Staff Writer (Updated: 7/6/2012):
Visually the C-124 was characterized by its enlarged frontal fuselage and low-mounted wings, each fitted with two engines. Cargo access was accomplished through a front twin door opening (sometimes called a clamshell) just underneath the flight deck. The forward cargo bay opening was also featured with a powered lift while an additional cargo entry/exit position was made available on the aft underside. A single vertical tail surface was mounted atop the empennage. Crew accommodations amounted to six personnel.
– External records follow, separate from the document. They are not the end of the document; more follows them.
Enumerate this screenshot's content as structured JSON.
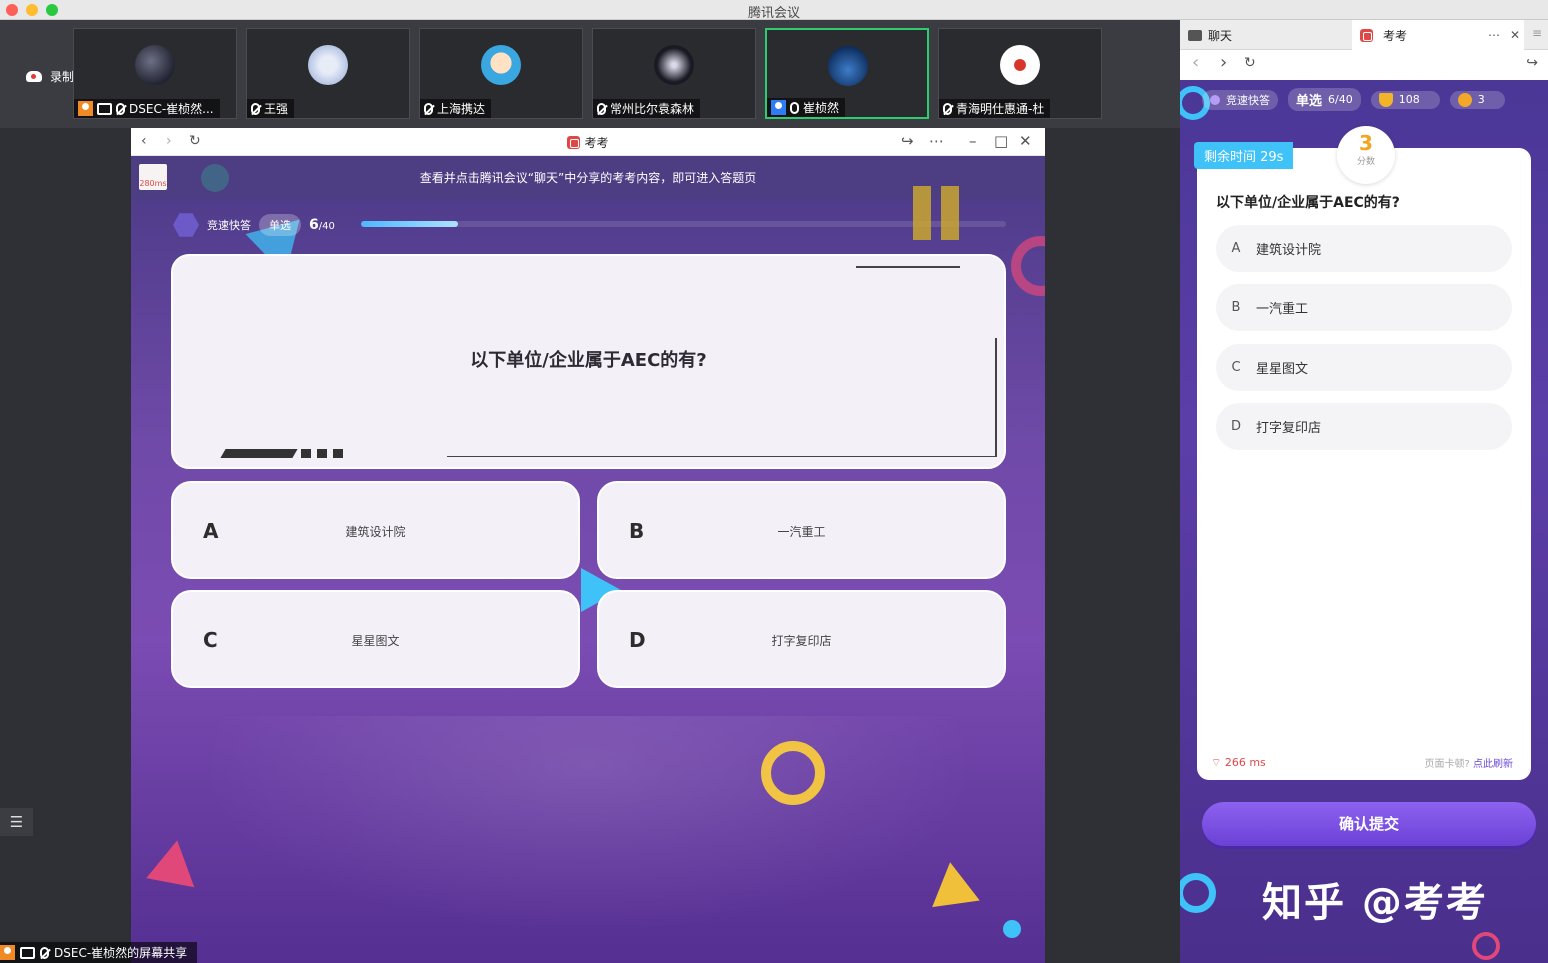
{
  "window": {
    "title": "腾讯会议"
  },
  "meeting": {
    "recording_label": "录制中",
    "participants": [
      {
        "name": "DSEC-崔桢然..."
      },
      {
        "name": "王强"
      },
      {
        "name": "上海携达"
      },
      {
        "name": "常州比尔袁森林"
      },
      {
        "name": "崔桢然"
      },
      {
        "name": "青海明仕惠通-杜"
      }
    ],
    "screen_share_label": "DSEC-崔桢然的屏幕共享"
  },
  "kaokao_window": {
    "title": "考考",
    "banner": "查看并点击腾讯会议“聊天”中分享的考考内容，即可进入答题页",
    "latency": "280ms",
    "mode": "竞速快答",
    "type": "单选",
    "progress_current": "6",
    "progress_total": "/40",
    "progress_fraction": 0.15,
    "question": "以下单位/企业属于AEC的有?",
    "options": [
      {
        "letter": "A",
        "text": "建筑设计院"
      },
      {
        "letter": "B",
        "text": "一汽重工"
      },
      {
        "letter": "C",
        "text": "星星图文"
      },
      {
        "letter": "D",
        "text": "打字复印店"
      }
    ]
  },
  "right_panel": {
    "tabs": [
      {
        "label": "聊天"
      },
      {
        "label": "考考"
      }
    ],
    "mode": "竞速快答",
    "type": "单选",
    "progress": "6/40",
    "trophy_count": "108",
    "medal_count": "3",
    "timer": "剩余时间 29s",
    "score": "3",
    "score_label": "分数",
    "question": "以下单位/企业属于AEC的有?",
    "options": [
      {
        "letter": "A",
        "text": "建筑设计院"
      },
      {
        "letter": "B",
        "text": "一汽重工"
      },
      {
        "letter": "C",
        "text": "星星图文"
      },
      {
        "letter": "D",
        "text": "打字复印店"
      }
    ],
    "latency": "266 ms",
    "stuck_hint": "页面卡顿?",
    "refresh_link": "点此刷新",
    "submit_label": "确认提交",
    "watermark": "知乎 @考考"
  },
  "colors": {
    "accent": "#6b41d6",
    "timer": "#3ec2f7",
    "score": "#f0a623",
    "active_tile": "#2ecc71"
  }
}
Power was supplied from no fewer than 4 x Pratt & Whitney R-4360 piston engines of the "Wasp Major" type - powerful engines generating some 3,800 horsepower apiece.
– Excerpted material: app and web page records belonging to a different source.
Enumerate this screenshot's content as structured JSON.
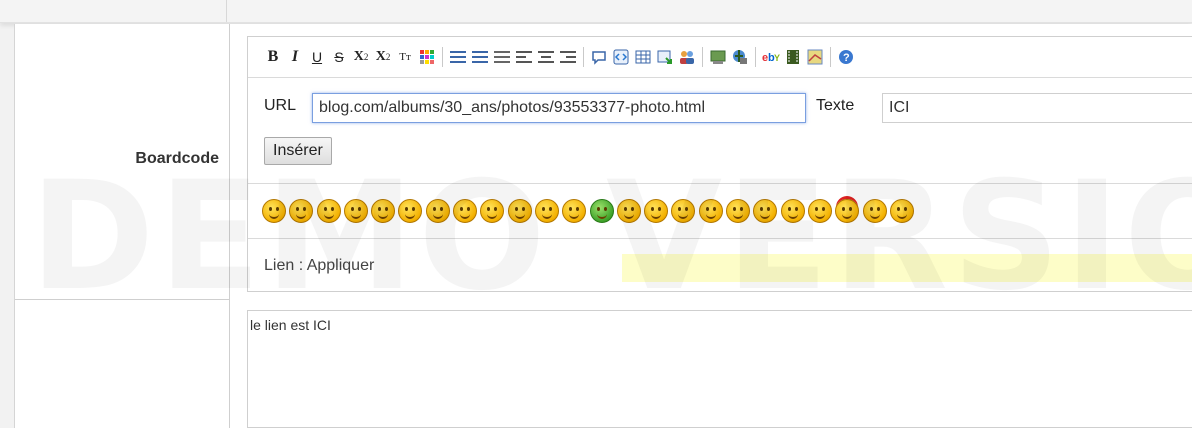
{
  "field": {
    "label": "Boardcode"
  },
  "toolbar": {
    "bold": "B",
    "italic": "I",
    "underline": "U",
    "strike": "S",
    "sub": "X",
    "sub_small": "2",
    "sup": "X",
    "sup_small": "2",
    "font": "Tт"
  },
  "url_bar": {
    "url_label": "URL",
    "url_value": "blog.com/albums/30_ans/photos/93553377-photo.html",
    "text_label": "Texte",
    "text_value": "ICI",
    "insert_button": "Insérer"
  },
  "status": {
    "text": "Lien : Appliquer"
  },
  "content": {
    "text": "le lien est ICI"
  },
  "watermark": {
    "text": "DEMO VERSION"
  },
  "colors": {
    "accent": "#7a9fe0",
    "highlight": "#fdfdc8"
  },
  "smileys_count_label": ""
}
The C-124 saw extensive action in the Korean War and into the Vietnam conflict. the system was quite capable of accomplishing any wartime feat that including the transportation of armor, artillery pieces, construction/engineering equipment, general supplies and ballistic missiles. The C-124 was also versatile enough as a passenger transport or medical patient mover, moving some 200 soldiers or 127 wounded at a time. In the end, the C-124 was an excellent logistical piece for the American military and its many years of service proved just that.
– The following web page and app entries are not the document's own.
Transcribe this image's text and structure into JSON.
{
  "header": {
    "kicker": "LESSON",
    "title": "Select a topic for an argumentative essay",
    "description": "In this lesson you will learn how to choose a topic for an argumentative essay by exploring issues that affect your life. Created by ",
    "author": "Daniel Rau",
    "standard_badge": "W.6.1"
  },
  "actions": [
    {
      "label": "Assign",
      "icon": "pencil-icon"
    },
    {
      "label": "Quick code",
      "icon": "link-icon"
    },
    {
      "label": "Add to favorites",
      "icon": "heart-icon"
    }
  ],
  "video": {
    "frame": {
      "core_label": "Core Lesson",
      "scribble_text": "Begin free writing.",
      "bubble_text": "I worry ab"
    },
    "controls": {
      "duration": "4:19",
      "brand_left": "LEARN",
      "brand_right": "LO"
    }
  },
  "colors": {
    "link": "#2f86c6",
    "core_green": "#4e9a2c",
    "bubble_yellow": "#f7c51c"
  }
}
Operating branches of the C-124 system included the United States Air Force (SAC), the Air National Guard and the Military Air Transport Service. USAF C-124's were officially retired in 1974 and, in all, some near-450 examples were produced. Visitors to the United States Air Force Museum are treated to an indoor static display of an open C-124 (s/n 51-0135) to which they can walk up into the cargo hold of the aircraft.